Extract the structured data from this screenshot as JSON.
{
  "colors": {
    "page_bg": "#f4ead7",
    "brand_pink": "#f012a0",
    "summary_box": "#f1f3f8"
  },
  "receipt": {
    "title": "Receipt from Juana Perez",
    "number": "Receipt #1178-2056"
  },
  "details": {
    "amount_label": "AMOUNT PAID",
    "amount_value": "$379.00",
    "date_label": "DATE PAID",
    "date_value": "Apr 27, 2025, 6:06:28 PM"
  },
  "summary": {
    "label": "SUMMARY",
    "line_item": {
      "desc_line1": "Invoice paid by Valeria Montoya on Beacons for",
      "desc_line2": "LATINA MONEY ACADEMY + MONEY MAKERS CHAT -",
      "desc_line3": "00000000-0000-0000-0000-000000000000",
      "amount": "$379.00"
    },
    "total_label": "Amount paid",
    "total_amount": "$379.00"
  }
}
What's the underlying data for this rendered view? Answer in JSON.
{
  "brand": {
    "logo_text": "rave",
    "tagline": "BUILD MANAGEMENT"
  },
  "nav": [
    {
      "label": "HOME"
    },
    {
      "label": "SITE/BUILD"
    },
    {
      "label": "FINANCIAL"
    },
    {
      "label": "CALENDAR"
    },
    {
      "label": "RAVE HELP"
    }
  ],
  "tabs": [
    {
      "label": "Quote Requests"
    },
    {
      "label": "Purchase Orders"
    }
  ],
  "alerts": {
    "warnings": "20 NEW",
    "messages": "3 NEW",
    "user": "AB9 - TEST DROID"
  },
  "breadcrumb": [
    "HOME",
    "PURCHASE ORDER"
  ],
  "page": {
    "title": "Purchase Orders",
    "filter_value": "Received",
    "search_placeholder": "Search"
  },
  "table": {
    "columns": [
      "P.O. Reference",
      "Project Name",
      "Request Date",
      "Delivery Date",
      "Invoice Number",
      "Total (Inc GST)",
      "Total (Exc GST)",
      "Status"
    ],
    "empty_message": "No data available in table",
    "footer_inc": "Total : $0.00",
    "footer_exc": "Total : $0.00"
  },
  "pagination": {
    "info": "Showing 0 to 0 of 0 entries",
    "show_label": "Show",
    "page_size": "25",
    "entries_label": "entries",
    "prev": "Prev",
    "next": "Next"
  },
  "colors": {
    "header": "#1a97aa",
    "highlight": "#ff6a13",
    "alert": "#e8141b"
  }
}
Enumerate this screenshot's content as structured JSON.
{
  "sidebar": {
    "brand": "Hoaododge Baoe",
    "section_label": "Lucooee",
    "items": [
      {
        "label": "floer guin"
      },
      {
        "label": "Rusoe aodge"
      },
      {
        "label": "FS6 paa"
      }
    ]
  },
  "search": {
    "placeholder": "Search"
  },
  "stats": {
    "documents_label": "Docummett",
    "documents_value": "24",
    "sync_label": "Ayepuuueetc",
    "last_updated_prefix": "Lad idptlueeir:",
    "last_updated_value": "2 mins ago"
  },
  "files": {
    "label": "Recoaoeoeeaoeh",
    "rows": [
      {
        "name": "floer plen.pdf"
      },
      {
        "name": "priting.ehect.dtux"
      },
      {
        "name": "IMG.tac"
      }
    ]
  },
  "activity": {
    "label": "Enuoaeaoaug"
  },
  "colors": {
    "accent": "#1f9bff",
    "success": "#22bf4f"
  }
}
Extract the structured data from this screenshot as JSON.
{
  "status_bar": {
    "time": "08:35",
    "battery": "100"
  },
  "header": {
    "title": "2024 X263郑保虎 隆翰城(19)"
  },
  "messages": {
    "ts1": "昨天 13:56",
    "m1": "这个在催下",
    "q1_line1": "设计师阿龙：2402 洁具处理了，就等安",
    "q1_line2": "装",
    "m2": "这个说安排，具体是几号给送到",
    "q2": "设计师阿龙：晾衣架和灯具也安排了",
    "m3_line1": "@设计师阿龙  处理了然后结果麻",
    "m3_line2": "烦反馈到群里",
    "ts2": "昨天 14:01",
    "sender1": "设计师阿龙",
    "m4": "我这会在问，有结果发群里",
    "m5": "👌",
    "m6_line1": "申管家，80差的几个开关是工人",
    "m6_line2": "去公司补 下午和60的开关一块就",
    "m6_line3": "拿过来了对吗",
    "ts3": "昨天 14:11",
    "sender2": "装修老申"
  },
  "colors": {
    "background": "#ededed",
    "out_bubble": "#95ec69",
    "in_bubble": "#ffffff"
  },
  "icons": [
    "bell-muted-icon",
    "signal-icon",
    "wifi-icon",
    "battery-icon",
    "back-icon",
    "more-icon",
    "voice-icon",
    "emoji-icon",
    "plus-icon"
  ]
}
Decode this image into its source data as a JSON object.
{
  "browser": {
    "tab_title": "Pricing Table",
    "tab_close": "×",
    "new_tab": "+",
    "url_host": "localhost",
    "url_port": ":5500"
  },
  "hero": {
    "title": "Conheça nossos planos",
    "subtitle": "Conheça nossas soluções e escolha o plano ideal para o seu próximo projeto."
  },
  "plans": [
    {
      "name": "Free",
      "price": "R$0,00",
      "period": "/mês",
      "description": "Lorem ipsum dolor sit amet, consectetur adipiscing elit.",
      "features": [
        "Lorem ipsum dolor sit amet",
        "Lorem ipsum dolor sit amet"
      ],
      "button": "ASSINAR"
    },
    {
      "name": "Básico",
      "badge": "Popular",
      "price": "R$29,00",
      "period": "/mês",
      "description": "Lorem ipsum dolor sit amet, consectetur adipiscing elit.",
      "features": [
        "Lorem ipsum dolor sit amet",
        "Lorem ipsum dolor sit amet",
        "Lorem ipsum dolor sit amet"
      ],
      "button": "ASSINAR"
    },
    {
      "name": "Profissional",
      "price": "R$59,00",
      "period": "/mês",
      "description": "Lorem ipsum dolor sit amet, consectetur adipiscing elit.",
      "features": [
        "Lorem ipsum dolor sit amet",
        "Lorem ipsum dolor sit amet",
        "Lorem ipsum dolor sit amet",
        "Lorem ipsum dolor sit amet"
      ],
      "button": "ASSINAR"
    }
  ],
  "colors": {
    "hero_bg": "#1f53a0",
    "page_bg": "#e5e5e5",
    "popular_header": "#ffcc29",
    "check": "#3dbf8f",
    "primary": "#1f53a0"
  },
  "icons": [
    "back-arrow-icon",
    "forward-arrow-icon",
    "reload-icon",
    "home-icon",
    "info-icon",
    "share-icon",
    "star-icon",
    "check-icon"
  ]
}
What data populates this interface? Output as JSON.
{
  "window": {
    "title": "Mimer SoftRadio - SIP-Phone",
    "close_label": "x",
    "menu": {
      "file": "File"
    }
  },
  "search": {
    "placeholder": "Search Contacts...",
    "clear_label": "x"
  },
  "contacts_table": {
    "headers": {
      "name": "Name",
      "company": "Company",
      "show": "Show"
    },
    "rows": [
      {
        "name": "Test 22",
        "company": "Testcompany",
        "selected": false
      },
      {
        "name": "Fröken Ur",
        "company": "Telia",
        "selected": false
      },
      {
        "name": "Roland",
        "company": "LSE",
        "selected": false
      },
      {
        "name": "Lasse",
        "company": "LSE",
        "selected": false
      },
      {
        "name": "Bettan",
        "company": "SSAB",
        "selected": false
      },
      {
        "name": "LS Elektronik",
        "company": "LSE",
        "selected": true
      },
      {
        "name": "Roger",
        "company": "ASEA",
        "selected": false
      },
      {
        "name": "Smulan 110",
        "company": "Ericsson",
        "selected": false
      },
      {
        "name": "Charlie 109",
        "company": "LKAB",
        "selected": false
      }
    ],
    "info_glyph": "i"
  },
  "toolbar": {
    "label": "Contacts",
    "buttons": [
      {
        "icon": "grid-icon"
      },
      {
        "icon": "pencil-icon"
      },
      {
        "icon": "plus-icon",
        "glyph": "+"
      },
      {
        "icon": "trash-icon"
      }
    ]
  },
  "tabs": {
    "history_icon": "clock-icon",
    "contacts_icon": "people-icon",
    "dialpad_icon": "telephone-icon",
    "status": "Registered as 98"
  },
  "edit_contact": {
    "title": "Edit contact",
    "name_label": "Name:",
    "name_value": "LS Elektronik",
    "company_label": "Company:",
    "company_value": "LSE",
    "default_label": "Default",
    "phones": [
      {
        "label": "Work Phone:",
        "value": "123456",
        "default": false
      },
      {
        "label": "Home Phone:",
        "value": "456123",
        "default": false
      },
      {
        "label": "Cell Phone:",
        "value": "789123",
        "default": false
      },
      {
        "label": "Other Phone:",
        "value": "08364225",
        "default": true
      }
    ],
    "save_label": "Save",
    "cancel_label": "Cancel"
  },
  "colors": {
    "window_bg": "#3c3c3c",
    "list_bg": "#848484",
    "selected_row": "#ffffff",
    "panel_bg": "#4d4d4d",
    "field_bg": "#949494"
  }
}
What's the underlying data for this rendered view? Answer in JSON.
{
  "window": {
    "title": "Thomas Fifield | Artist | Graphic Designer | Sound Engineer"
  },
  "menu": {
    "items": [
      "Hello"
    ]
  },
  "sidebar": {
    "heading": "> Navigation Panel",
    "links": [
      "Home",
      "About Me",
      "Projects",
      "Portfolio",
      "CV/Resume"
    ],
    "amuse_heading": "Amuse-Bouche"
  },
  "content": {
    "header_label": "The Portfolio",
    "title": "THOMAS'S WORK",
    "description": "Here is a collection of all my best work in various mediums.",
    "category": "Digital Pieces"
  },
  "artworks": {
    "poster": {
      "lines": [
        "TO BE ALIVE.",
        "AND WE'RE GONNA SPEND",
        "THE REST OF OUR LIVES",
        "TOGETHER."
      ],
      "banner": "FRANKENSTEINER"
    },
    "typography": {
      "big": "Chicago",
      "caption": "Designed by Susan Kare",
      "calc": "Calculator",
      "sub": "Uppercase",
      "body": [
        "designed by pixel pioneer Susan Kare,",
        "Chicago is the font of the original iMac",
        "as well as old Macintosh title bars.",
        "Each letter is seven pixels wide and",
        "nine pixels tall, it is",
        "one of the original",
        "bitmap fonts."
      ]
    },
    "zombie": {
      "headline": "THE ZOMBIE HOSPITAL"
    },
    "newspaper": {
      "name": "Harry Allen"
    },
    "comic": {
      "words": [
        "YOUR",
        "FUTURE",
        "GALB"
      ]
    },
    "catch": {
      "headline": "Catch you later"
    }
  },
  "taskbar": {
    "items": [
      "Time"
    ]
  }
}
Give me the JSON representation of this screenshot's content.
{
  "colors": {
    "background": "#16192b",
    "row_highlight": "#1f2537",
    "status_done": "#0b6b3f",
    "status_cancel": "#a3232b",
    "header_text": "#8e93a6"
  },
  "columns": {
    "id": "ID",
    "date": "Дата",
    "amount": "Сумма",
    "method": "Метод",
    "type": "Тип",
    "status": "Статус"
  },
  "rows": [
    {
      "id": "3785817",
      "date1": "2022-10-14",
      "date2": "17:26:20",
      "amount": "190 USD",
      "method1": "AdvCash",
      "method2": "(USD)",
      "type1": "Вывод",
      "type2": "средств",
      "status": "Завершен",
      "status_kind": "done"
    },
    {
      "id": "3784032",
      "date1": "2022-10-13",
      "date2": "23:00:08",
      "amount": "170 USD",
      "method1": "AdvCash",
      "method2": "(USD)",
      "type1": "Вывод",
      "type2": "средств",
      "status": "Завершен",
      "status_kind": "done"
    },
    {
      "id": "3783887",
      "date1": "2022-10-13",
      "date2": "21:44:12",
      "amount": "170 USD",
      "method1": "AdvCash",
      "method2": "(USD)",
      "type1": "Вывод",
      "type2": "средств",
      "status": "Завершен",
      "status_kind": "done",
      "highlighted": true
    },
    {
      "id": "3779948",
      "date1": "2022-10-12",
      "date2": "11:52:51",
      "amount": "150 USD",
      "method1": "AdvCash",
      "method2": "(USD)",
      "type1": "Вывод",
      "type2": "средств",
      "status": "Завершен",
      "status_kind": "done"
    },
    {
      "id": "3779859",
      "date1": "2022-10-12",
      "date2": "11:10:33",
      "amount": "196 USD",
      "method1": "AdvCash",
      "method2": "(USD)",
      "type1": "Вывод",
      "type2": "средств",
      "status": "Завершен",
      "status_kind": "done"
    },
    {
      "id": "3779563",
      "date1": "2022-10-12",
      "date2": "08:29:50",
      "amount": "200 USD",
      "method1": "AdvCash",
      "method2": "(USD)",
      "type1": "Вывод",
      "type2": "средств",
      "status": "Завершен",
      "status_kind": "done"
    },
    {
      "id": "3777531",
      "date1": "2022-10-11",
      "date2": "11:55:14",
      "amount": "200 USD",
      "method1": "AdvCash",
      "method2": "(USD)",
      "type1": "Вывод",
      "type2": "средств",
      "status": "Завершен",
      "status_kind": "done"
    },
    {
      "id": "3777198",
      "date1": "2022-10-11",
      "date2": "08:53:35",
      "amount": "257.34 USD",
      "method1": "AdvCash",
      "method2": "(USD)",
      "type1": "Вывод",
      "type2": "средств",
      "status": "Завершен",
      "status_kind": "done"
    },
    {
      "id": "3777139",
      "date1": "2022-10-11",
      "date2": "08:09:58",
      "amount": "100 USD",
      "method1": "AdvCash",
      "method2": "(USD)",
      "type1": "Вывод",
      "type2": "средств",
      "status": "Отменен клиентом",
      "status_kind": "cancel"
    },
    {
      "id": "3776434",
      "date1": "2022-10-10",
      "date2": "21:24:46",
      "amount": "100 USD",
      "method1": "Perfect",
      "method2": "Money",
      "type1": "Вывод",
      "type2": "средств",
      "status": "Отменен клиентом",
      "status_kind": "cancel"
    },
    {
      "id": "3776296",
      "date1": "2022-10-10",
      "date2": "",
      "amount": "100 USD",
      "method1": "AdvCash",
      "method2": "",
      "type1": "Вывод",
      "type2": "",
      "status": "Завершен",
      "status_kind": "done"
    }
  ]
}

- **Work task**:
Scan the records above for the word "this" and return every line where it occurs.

- **Exercise response**:
Extract the structured data from this screenshot as JSON.
What's the underlying data for this rendered view? Answer in JSON.
Enumerate this screenshot's content as structured JSON.
Extract the structured data from this screenshot as JSON.
Decode this image into its source data as a JSON object.
What data populates this interface? Output as JSON.
What's the underlying data for this rendered view? Answer in JSON.
Give me the JSON representation of this screenshot's content.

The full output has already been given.